The invention of denim, specifically denim jeans, is deeply knotted and convoluted. There is not necessarily a perfect, certain answer. The same could be said about the question of which country makes the best denim. But the fact that what separates the biggest pillars and player in the denim community – the United States and Japan – is mainly a matter of personal taste, still has not stopped people from debating the virtues of Japanese versus American made denim.
The thing is, the histories of American and Japanese Denim are woven together, tightly. For the last half century, they’ve fired salvos of invention to one-up the other, drawing from one another and influencing each other. At one point, Japanese and American denim was largely the same. Since then, the last 50 years have been a tale of divergent evolution, with Japanese denim stepping dramatically outside of the United States’ shadow, and into their own denim identity. The denim community is dominated by these two countries. But the history of the cotton twill textile precedes both nations – by a wide margin.
The Jeep Wrangler is undoubtedly one of the best off-road SUVs ever made. But most don’t quite enter the realm of overlanding due to limitations on space. But that issue has been completely done away with in AEV’s Jeep Wrangler JKU conversion, the OutPost II.
Designed for Dave Harriton, the president of American Expedition Vehicles, they certainly pulled out all the stops on this build. From nose to tail, it’s built to conquer all terrains in any weather – thanks to the addition of things like the brand’s Borah DualSport wheels, BF Goodrich Mud Terrain Tires, stamped steel bumpers, a hideaway front-end winch, a snorkel intake and more. But the biggest highlight probably lies in the honeycomb composite shell with its 45-degree opening roof, complete with solar panels to supply the whole rig with power. Unfortunately, you can’t buy this one, but you could get in touch with AEV and have them put together one just like it – for a price.

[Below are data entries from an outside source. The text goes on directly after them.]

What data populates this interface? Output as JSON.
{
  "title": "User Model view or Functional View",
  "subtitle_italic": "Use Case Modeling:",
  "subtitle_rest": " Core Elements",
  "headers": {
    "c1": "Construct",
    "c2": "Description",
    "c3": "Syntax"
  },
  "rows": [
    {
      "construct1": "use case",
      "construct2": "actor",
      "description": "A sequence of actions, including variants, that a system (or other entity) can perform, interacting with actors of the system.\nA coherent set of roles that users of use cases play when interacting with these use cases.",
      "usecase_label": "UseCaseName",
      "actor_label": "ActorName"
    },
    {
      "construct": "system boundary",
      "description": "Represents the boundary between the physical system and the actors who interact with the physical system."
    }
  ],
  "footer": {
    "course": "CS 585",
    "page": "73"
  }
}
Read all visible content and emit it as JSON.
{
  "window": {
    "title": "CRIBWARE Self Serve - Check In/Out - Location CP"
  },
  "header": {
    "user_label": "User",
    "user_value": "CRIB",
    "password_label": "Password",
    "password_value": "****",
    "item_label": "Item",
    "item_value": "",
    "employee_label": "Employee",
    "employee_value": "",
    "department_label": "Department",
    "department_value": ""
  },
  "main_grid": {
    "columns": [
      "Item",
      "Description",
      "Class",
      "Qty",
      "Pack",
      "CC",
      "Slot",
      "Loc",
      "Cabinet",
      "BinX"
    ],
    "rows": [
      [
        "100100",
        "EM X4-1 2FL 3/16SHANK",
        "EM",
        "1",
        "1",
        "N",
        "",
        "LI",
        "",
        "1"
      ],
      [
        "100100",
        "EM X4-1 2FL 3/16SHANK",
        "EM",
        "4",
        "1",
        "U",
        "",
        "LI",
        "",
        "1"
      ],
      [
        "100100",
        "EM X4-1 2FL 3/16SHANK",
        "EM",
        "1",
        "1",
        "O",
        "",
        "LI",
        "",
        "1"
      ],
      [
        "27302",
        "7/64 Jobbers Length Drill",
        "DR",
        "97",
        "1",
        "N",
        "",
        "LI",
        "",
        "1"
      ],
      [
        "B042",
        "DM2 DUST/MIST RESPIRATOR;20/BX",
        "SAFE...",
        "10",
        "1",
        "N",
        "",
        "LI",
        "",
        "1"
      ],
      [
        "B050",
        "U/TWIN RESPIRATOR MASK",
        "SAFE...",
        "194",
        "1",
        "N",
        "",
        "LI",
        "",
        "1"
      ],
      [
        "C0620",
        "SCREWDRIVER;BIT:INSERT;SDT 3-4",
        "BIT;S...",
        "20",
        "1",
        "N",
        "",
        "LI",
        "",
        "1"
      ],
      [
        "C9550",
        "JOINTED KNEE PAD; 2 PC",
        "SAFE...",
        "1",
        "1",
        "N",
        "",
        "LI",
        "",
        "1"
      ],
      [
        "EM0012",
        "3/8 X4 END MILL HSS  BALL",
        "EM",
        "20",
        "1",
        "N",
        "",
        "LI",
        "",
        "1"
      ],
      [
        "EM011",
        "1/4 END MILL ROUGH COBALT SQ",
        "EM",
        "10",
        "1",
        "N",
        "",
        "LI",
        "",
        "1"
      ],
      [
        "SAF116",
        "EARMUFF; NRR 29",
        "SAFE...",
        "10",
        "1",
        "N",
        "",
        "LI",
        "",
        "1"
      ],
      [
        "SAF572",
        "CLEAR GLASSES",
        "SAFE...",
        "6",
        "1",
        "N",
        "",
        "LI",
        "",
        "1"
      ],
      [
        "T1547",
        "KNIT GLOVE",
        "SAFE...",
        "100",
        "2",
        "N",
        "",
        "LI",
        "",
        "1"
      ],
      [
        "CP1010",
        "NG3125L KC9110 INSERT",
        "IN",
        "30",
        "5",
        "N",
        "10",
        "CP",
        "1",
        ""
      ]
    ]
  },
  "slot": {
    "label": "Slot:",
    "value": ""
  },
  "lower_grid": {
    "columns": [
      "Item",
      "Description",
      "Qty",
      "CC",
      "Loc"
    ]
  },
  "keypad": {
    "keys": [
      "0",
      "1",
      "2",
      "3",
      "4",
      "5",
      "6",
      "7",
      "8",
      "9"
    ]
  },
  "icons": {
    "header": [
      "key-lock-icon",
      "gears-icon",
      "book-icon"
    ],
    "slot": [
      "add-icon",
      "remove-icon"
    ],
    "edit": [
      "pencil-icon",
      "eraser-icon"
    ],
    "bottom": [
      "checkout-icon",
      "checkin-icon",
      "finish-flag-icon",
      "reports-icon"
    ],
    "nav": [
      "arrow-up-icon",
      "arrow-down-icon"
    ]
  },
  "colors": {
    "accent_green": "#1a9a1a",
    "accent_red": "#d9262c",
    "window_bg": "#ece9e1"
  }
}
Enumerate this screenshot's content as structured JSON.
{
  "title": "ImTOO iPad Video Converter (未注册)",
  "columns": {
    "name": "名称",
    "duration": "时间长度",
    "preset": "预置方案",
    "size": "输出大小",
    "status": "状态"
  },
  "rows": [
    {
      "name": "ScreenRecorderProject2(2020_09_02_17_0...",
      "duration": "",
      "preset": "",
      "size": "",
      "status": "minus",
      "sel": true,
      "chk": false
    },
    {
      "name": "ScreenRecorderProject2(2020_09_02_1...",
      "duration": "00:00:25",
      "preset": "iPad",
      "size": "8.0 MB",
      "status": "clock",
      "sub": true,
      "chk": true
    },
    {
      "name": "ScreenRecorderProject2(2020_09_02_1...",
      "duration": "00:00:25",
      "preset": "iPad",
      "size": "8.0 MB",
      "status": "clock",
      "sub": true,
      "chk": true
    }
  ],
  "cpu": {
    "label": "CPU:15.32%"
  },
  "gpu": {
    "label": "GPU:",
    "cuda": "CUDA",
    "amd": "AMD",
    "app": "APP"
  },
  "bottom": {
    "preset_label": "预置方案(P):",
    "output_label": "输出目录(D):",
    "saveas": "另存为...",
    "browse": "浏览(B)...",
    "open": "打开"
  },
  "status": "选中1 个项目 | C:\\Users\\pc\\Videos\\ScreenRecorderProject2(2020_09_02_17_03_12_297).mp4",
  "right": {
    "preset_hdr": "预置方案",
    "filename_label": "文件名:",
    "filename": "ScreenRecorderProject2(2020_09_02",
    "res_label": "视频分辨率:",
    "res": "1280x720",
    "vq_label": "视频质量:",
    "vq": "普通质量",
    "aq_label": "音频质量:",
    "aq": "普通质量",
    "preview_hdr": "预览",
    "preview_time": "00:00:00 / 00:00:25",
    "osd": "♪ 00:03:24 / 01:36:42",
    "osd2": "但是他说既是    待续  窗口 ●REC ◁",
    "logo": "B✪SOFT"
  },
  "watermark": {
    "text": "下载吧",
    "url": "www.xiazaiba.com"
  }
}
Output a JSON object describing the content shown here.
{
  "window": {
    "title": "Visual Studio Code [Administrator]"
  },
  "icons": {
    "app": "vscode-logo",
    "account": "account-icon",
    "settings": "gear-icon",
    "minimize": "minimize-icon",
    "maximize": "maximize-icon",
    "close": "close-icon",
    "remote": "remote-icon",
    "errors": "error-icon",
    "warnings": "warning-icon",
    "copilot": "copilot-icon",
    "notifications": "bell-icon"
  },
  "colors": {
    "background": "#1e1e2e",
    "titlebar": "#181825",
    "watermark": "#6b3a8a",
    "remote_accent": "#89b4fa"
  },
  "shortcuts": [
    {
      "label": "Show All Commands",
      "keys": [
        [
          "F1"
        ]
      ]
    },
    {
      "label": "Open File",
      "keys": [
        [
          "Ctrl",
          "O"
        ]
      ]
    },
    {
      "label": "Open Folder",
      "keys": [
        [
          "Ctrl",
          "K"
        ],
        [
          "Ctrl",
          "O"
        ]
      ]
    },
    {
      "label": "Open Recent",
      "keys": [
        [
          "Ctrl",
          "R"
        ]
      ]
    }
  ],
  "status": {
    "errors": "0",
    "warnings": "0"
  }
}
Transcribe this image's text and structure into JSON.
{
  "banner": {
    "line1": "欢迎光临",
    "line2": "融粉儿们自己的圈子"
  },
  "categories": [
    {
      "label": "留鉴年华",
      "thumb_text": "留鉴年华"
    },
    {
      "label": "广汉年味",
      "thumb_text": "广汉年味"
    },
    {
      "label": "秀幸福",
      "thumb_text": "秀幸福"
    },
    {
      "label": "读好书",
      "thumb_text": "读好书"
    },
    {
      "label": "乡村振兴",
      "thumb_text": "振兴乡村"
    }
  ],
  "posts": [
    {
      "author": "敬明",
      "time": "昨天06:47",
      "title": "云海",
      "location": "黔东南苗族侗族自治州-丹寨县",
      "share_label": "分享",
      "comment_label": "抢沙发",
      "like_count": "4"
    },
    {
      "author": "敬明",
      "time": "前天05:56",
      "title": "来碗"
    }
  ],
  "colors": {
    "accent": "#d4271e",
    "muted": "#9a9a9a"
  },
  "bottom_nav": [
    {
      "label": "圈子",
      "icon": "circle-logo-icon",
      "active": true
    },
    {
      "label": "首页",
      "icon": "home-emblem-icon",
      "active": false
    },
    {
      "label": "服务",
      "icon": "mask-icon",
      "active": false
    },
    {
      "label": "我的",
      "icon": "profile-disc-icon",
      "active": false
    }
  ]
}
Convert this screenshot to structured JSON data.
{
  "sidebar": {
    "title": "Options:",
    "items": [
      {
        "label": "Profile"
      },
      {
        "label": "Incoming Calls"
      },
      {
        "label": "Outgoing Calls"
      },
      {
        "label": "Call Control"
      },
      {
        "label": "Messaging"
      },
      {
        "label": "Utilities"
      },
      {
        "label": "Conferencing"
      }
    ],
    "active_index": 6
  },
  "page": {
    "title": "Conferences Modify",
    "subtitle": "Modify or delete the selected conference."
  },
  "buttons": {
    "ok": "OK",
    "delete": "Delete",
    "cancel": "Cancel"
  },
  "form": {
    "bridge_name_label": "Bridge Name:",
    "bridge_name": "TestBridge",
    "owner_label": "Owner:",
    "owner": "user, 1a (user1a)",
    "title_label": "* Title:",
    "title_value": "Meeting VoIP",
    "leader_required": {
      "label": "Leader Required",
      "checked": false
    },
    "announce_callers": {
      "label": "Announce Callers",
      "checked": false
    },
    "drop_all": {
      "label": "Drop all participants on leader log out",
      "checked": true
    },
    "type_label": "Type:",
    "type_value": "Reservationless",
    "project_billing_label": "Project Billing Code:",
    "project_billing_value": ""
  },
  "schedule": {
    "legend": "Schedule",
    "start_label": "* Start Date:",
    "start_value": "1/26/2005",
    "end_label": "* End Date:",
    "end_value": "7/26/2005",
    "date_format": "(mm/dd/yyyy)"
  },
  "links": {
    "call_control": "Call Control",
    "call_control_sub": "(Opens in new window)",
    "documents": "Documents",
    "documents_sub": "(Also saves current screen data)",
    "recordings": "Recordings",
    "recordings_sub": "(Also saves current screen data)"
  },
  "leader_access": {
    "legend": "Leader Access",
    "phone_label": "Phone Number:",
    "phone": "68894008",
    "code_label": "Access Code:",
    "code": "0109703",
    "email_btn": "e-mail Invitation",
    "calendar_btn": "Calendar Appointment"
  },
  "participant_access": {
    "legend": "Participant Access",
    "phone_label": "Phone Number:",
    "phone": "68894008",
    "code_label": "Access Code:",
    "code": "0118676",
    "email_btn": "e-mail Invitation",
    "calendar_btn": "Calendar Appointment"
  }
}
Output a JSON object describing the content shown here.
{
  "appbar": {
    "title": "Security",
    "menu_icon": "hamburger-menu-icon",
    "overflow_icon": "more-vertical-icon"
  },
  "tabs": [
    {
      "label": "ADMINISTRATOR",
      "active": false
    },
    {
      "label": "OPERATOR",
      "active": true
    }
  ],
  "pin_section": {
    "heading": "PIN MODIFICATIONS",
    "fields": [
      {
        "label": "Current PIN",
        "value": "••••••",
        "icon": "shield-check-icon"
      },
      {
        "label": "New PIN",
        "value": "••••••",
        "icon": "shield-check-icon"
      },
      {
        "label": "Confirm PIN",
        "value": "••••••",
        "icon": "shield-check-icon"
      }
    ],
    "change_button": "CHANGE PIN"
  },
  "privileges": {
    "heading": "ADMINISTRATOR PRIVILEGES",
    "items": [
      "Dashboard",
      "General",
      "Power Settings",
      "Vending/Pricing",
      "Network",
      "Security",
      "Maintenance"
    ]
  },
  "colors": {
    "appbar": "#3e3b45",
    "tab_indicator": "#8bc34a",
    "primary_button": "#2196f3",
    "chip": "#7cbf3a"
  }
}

The Scottish Highlands are majestic lands, situated above the Atlantic Ocean. The area, while scarcely populated by people, is instead populated by towering mountains, yawning fields of grass, placid lochs – and this tiny, submarine-like home located by the Isle of Mull, called the Airship 002.
This beautiful home – where you can plant yourself, as you explore and hike throughout the sea of grass and immense mountain range – was designed by Roderick James Architects to evoke a sentiment of nautical nostalgia. Built in the shape of a submarine/ship, the insulated aluminum pod allows natural light to bathe its interior. The west wing of the domed domicile provides a glorious view towards unspoilt bounty of the Ardnamurchan Peninsula and the Atlantic Ocean. The kitchen is outfitted to look like a cross between retro American diner and ship galley, and the East Wing looks out onto the Sound of Mull, towards Tobermory (the Isle of Mull). With such splendid and expansive views, this contemplative home is the perfect place to mull things over.
We follow six individuals from different walks of life (and parts of the world) as they tell us why they make Levi’s® a part of their lives. In Part One we meet Shawn, a retired pro bull rider from New Mexico; Sinade, a carpenter from New York; and Pedro, an artist and architect from Mexico City. These three individuals could not be more different, but one common trait among them is their love of the Levi’s® brand.Through personal accounts of their favorite products, we get to see what it means to them to “live in Levi’s.”